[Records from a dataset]

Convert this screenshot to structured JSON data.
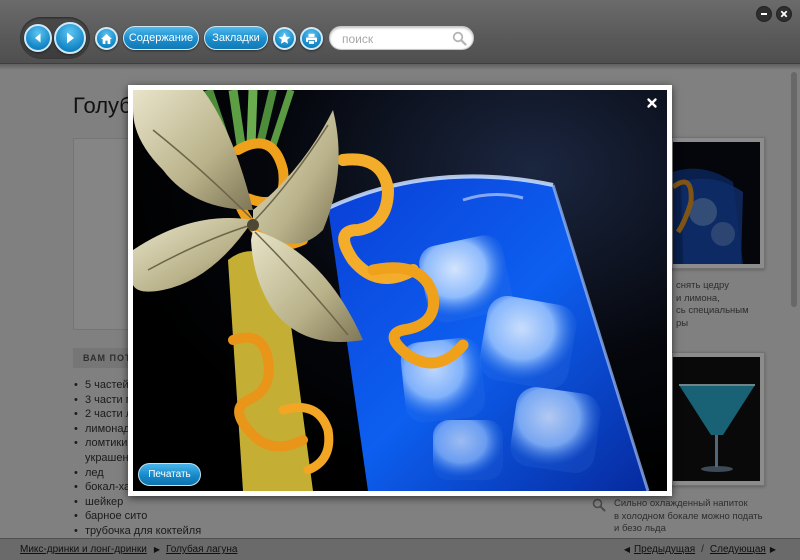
{
  "toolbar": {
    "back_icon": "arrow-left-icon",
    "forward_icon": "arrow-right-icon",
    "home_icon": "home-icon",
    "contents_label": "Содержание",
    "bookmarks_label": "Закладки",
    "favorite_icon": "star-icon",
    "print_icon": "printer-icon",
    "search_placeholder": "поиск",
    "accent_color": "#1a8ccc"
  },
  "window": {
    "minimize_icon": "minimize-icon",
    "close_icon": "close-icon"
  },
  "page": {
    "title": "Голуб",
    "section_header": "ВАМ ПОТ",
    "ingredients": [
      "5 частей",
      "3 части п",
      "2 части л",
      "лимонад",
      "ломтики",
      "украшен",
      "лед",
      "бокал-ха",
      "шейкер",
      "барное сито",
      "трубочка для коктейля"
    ],
    "side_caption_1": [
      "снять цедру",
      "и лимона,",
      "сь специальным",
      "ры"
    ],
    "side_caption_2": [
      "Сильно охлажденный напиток",
      "в холодном бокале можно подать",
      "и безо льда"
    ]
  },
  "lightbox": {
    "close_icon": "close-icon",
    "print_label": "Печатать"
  },
  "bottombar": {
    "breadcrumb_1": "Микс-дринки и лонг-дринки",
    "breadcrumb_2": "Голубая лагуна",
    "prev_label": "Предыдущая",
    "next_label": "Следующая"
  }
}
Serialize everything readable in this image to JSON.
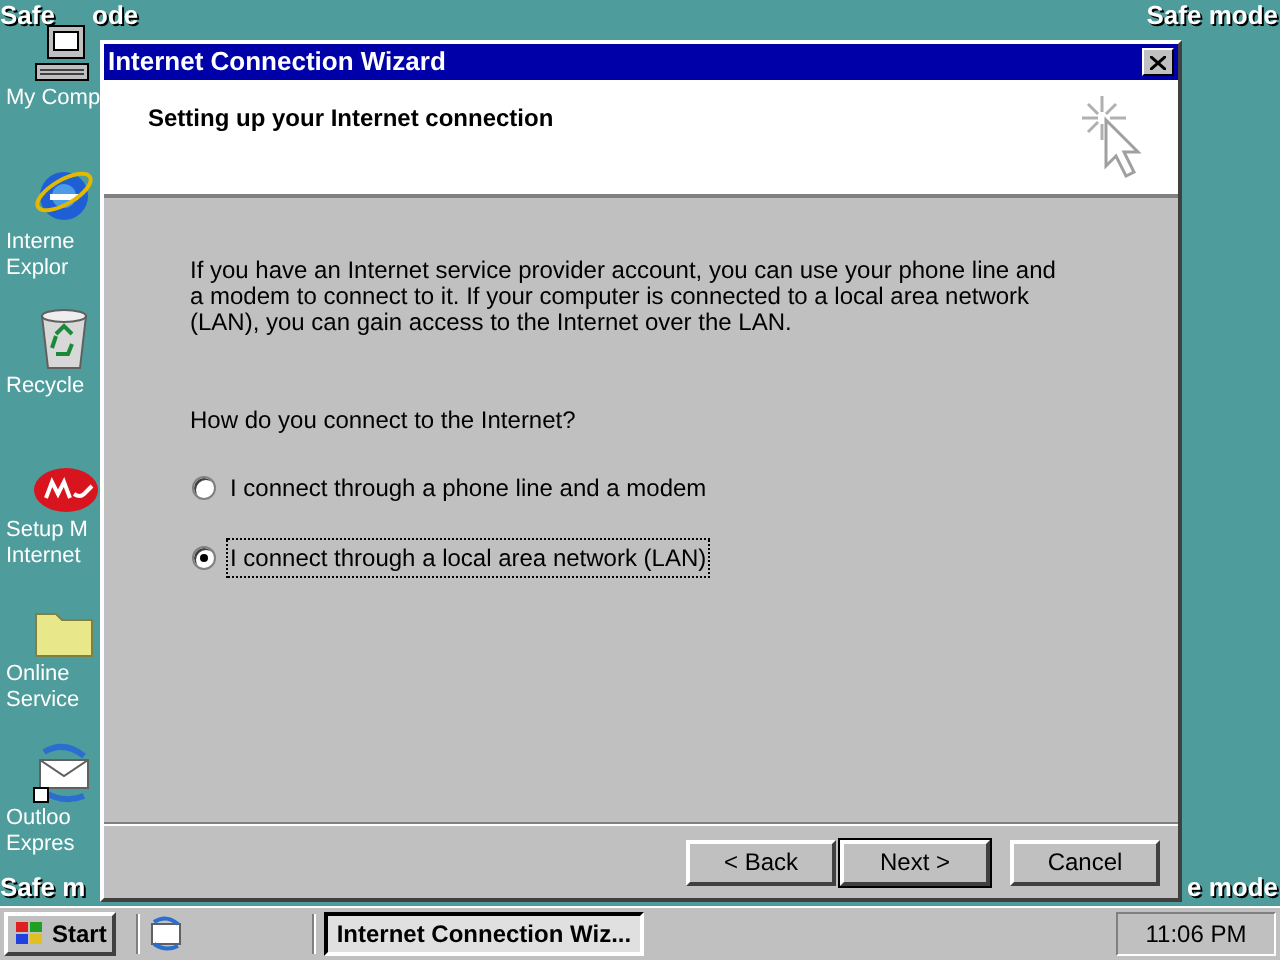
{
  "desktop": {
    "safe_mode": {
      "top_left": "Safe",
      "top_left_rest": "ode",
      "top_right": "Safe mode",
      "bottom_left": "Safe m",
      "bottom_right": "e mode"
    },
    "icons": [
      {
        "kind": "computer",
        "label": [
          "My Comp"
        ]
      },
      {
        "kind": "browser",
        "label": [
          "Interne",
          "Explor"
        ]
      },
      {
        "kind": "recycle",
        "label": [
          "Recycle"
        ]
      },
      {
        "kind": "msn",
        "label": [
          "Setup M",
          "Internet"
        ]
      },
      {
        "kind": "folder",
        "label": [
          "Online",
          "Service"
        ]
      },
      {
        "kind": "mail",
        "label": [
          "Outloo",
          "Expres"
        ]
      }
    ]
  },
  "window": {
    "title": "Internet Connection Wizard",
    "heading": "Setting up your Internet connection",
    "intro": "If you have an Internet service provider account, you can use your phone line and a modem to connect to it. If your computer is connected to a local area network (LAN), you can gain access to the Internet over the LAN.",
    "question": "How do you connect to the Internet?",
    "options": [
      {
        "label": "I connect through a phone line and a modem",
        "selected": false
      },
      {
        "label": "I connect through a local area network (LAN)",
        "selected": true
      }
    ],
    "buttons": [
      {
        "label": "< Back",
        "default": false
      },
      {
        "label": "Next >",
        "default": true
      },
      {
        "label": "Cancel",
        "default": false
      }
    ]
  },
  "taskbar": {
    "start": "Start",
    "tasks": [
      {
        "label": "Internet Connection Wiz...",
        "selected": true
      }
    ],
    "clock": "11:06 PM"
  }
}
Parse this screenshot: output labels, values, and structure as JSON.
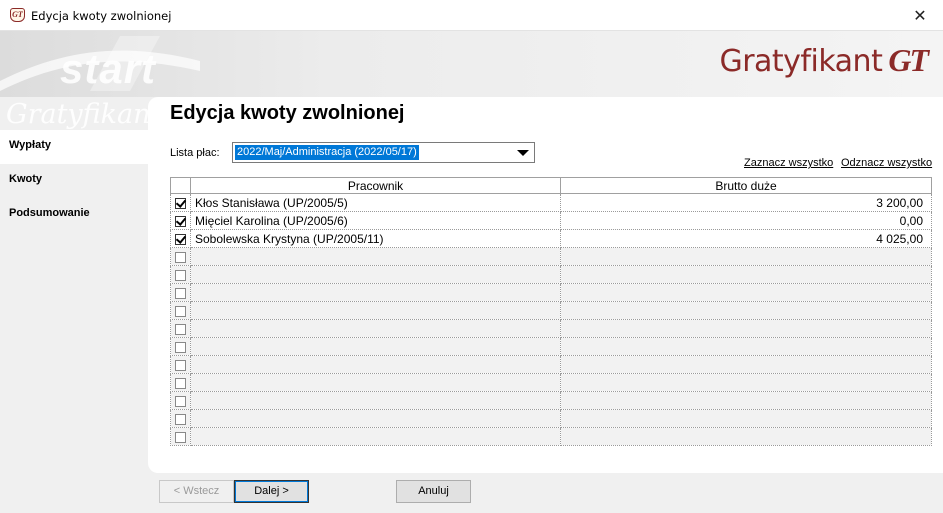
{
  "window": {
    "title": "Edycja kwoty zwolnionej",
    "close": "✕",
    "icon_text": "GT"
  },
  "banner": {
    "deco": "start",
    "brand_name": "Gratyfikant",
    "brand_mark": "GT"
  },
  "sidebar": {
    "deco": "Gratyfikant",
    "items": [
      {
        "label": "Wypłaty",
        "active": true
      },
      {
        "label": "Kwoty",
        "active": false
      },
      {
        "label": "Podsumowanie",
        "active": false
      }
    ]
  },
  "main": {
    "heading": "Edycja kwoty zwolnionej",
    "payroll_label": "Lista płac:",
    "payroll_value": "2022/Maj/Administracja (2022/05/17)",
    "select_all": "Zaznacz wszystko",
    "deselect_all": "Odznacz wszystko"
  },
  "table": {
    "columns": [
      "Pracownik",
      "Brutto duże"
    ],
    "rows": [
      {
        "checked": true,
        "name": "Kłos Stanisława (UP/2005/5)",
        "amount": "3 200,00"
      },
      {
        "checked": true,
        "name": "Mięciel Karolina (UP/2005/6)",
        "amount": "0,00"
      },
      {
        "checked": true,
        "name": "Sobolewska Krystyna (UP/2005/11)",
        "amount": "4 025,00"
      }
    ],
    "empty_rows": 11
  },
  "buttons": {
    "back": "< Wstecz",
    "next": "Dalej >",
    "cancel": "Anuluj"
  },
  "colors": {
    "brand": "#8b2a28",
    "selection": "#0078d7"
  }
}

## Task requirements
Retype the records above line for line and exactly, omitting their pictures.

## Result
Convert this screenshot to structured JSON data.
{
  "toolbar": {
    "back_icon": "arrow-left-icon",
    "forward_icon": "arrow-right-icon",
    "home_icon": "home-icon",
    "contents_label": "Содержание",
    "bookmarks_label": "Закладки",
    "favorite_icon": "star-icon",
    "print_icon": "printer-icon",
    "search_placeholder": "поиск",
    "accent_color": "#1a8ccc"
  },
  "window": {
    "minimize_icon": "minimize-icon",
    "close_icon": "close-icon"
  },
  "page": {
    "title": "Голуб",
    "section_header": "ВАМ ПОТ",
    "ingredients": [
      "5 частей",
      "3 части п",
      "2 части л",
      "лимонад",
      "ломтики",
      "украшен",
      "лед",
      "бокал-ха",
      "шейкер",
      "барное сито",
      "трубочка для коктейля"
    ],
    "side_caption_1": [
      "снять цедру",
      "и лимона,",
      "сь специальным",
      "ры"
    ],
    "side_caption_2": [
      "Сильно охлажденный напиток",
      "в холодном бокале можно подать",
      "и безо льда"
    ]
  },
  "lightbox": {
    "close_icon": "close-icon",
    "print_label": "Печатать"
  },
  "bottombar": {
    "breadcrumb_1": "Микс-дринки и лонг-дринки",
    "breadcrumb_2": "Голубая лагуна",
    "prev_label": "Предыдущая",
    "next_label": "Следующая"
  }
}
Serialize everything readable in this image to JSON.
{
  "desktop": {
    "safe_mode": {
      "top_left": "Safe",
      "top_left_rest": "ode",
      "top_right": "Safe mode",
      "bottom_left": "Safe m",
      "bottom_right": "e mode"
    },
    "icons": [
      {
        "kind": "computer",
        "label": [
          "My Comp"
        ]
      },
      {
        "kind": "browser",
        "label": [
          "Interne",
          "Explor"
        ]
      },
      {
        "kind": "recycle",
        "label": [
          "Recycle"
        ]
      },
      {
        "kind": "msn",
        "label": [
          "Setup M",
          "Internet"
        ]
      },
      {
        "kind": "folder",
        "label": [
          "Online",
          "Service"
        ]
      },
      {
        "kind": "mail",
        "label": [
          "Outloo",
          "Expres"
        ]
      }
    ]
  },
  "window": {
    "title": "Internet Connection Wizard",
    "heading": "Setting up your Internet connection",
    "intro": "If you have an Internet service provider account, you can use your phone line and a modem to connect to it. If your computer is connected to a local area network (LAN), you can gain access to the Internet over the LAN.",
    "question": "How do you connect to the Internet?",
    "options": [
      {
        "label": "I connect through a phone line and a modem",
        "selected": false
      },
      {
        "label": "I connect through a local area network (LAN)",
        "selected": true
      }
    ],
    "buttons": [
      {
        "label": "< Back",
        "default": false
      },
      {
        "label": "Next >",
        "default": true
      },
      {
        "label": "Cancel",
        "default": false
      }
    ]
  },
  "taskbar": {
    "start": "Start",
    "tasks": [
      {
        "label": "Internet Connection Wiz...",
        "selected": true
      }
    ],
    "clock": "11:06 PM"
  }
}
Parse this screenshot: output labels, values, and structure as JSON.
{
  "window": {
    "title": "Edycja kwoty zwolnionej",
    "close": "✕",
    "icon_text": "GT"
  },
  "banner": {
    "deco": "start",
    "brand_name": "Gratyfikant",
    "brand_mark": "GT"
  },
  "sidebar": {
    "deco": "Gratyfikant",
    "items": [
      {
        "label": "Wypłaty",
        "active": true
      },
      {
        "label": "Kwoty",
        "active": false
      },
      {
        "label": "Podsumowanie",
        "active": false
      }
    ]
  },
  "main": {
    "heading": "Edycja kwoty zwolnionej",
    "payroll_label": "Lista płac:",
    "payroll_value": "2022/Maj/Administracja (2022/05/17)",
    "select_all": "Zaznacz wszystko",
    "deselect_all": "Odznacz wszystko"
  },
  "table": {
    "columns": [
      "Pracownik",
      "Brutto duże"
    ],
    "rows": [
      {
        "checked": true,
        "name": "Kłos Stanisława (UP/2005/5)",
        "amount": "3 200,00"
      },
      {
        "checked": true,
        "name": "Mięciel Karolina (UP/2005/6)",
        "amount": "0,00"
      },
      {
        "checked": true,
        "name": "Sobolewska Krystyna (UP/2005/11)",
        "amount": "4 025,00"
      }
    ],
    "empty_rows": 11
  },
  "buttons": {
    "back": "< Wstecz",
    "next": "Dalej >",
    "cancel": "Anuluj"
  },
  "colors": {
    "brand": "#8b2a28",
    "selection": "#0078d7"
  }
}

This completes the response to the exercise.